One last dose of reality is what it means to be an American traveler in these times. If projections are correct, and the US sees another surge in the late summer/fall, it could cause irrevocable damage to our standing internationally. Economic impacts could cause the US to be left behind as the rest of the world rebounds. If the US Dollar value degrades enough, our current standing as the international currency (primarily due to the stability of the US Dollar) could be undermined.
Another reality we may have to face surrounds the strength of the US Passport. Currently, the eighteenth-most-mobile passport in the world, the overall wealth and health (both economically and physically) in the United States, drives that strength. It is not out of the realm of possibility that visa-free travel for a US Passport starts to be restricted to some countries if the COVID-19 response continues to be bungled here. What that could mean is costlier and more difficult travel as Americans must apply for visas to enter more countries.
As for Me? One Big TBD
So much of this article is speculative, so the one thing I can control is what I’m doing during all of this. And as for me, when friends ask me about my plans for returning to the world, I keep giving a bottled two-word response: Who Knows? So much depends on the moving variables I discussed in the previous sections that it’s impossible to have a plan or destination in mind. In March, while in Laos, I was still hoping to continue through to Cambodia, Vietnam, the Philippines, eventually to take a yoga teacher training course in Indonesia and find my new temporary home in Australia.
Now three months later, I’m headed back to my hometown to return to work. Other than those impacted directly by the disease and their family/friends, it’s tough to imagine a greater change being forced upon someone. Still, I remain optimistic and hopeful: things could be much worse than having a steady job for a while and living near friends and family.
The things I know are this: I’ll be in the United States for the next six months, I’ll spend at least the first couple of those months in Buffalo, and I’m open to any other domestic locations after that. Getting to fill my craving for the world’s best chicken wings is certainly a nice consolation as well.
After that, I must remain open to possibilities. My time in ashrams and monasteries has helped me greatly in finding the calm in any situation. Now it seems to be particularly useful. If we find ourselves in unprecedented scenarios, we can still do our best to make the most of it. My ultimate goal still is to get to Australia before my entry visa expires in February, but I will weigh many factors, including the disease spread, travel restrictions, my job, and possible extension, and also the 2020 presidential election.
And for anyone reading this at home wondering what they should do, I give the same advice. Please be smart, avoid unnecessary travel, and stay home when possible. I personally don’t fear for my health, but to be selfless and prevent transmission is our greatest duty. And if you have the wanderlust that I still possess, be patient. The possibilities for travel will return, but it’s essential not to be rigid with future plans, and we must understand the chance that those plans could be canceled.

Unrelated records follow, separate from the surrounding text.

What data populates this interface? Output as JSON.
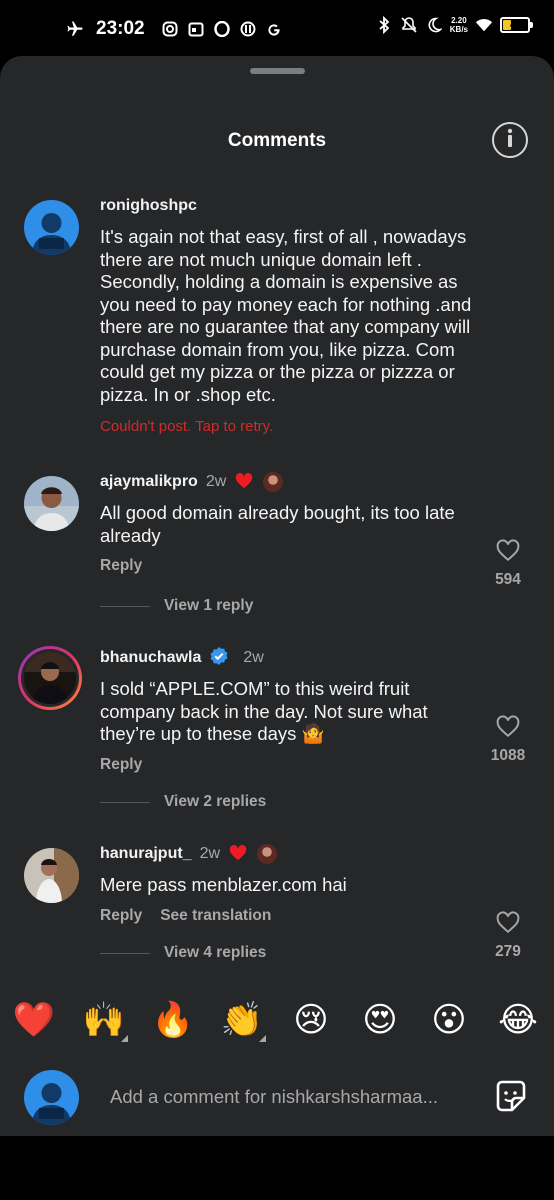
{
  "status": {
    "time": "23:02",
    "speed_value": "2.20",
    "speed_unit": "KB/s",
    "battery": "40",
    "battery_level": 0.4
  },
  "sheet": {
    "title": "Comments"
  },
  "comments": [
    {
      "username": "ronighoshpc",
      "text": "It's again not that easy, first of all , nowadays there are not much unique domain left . Secondly, holding a domain is expensive as you need to pay money each for nothing .and there are no guarantee that any company will purchase domain from you, like pizza. Com could get my pizza or the pizza or pizzza or pizza. In or .shop etc.",
      "error": "Couldn't post. Tap to retry."
    },
    {
      "username": "ajaymalikpro",
      "time": "2w",
      "text": "All good domain already bought, its too late already",
      "reply": "Reply",
      "likes": "594",
      "view_replies": "View 1 reply"
    },
    {
      "username": "bhanuchawla",
      "time": "2w",
      "text": "I sold “APPLE.COM” to this weird fruit company back in the day. Not sure what they’re up to these days 🤷",
      "reply": "Reply",
      "likes": "1088",
      "view_replies": "View 2 replies"
    },
    {
      "username": "hanurajput_",
      "time": "2w",
      "text": "Mere pass menblazer.com hai",
      "reply": "Reply",
      "see_translation": "See translation",
      "likes": "279",
      "view_replies": "View 4 replies"
    }
  ],
  "emojis": [
    "❤️",
    "🙌",
    "🔥",
    "👏",
    "😢",
    "😍",
    "😮",
    "😂"
  ],
  "composer": {
    "placeholder": "Add a comment for nishkarshsharmaa..."
  },
  "icons": {
    "airplane": "airplane-icon",
    "info": "info-icon",
    "heart_outline": "heart-outline-icon",
    "heart_filled": "heart-filled-icon",
    "verified": "verified-badge-icon",
    "sticker": "sticker-icon"
  },
  "colors": {
    "sheet_bg": "#262729",
    "error": "#d12b2b",
    "heart": "#ed1c24",
    "verified": "#3897f0",
    "muted": "#a8a8a8",
    "battery": "#f3c623"
  }
}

In the mean-time, we can all take the extra time we’ve been given to better ourselves, reach out to loved ones, and selflessly do what’s necessary to prevent the spread of the coronavirus. The world is healing now, and it will be there when this is over.
If you enjoyed this, be sure to check out some of my other pieces here on Dudefluencer: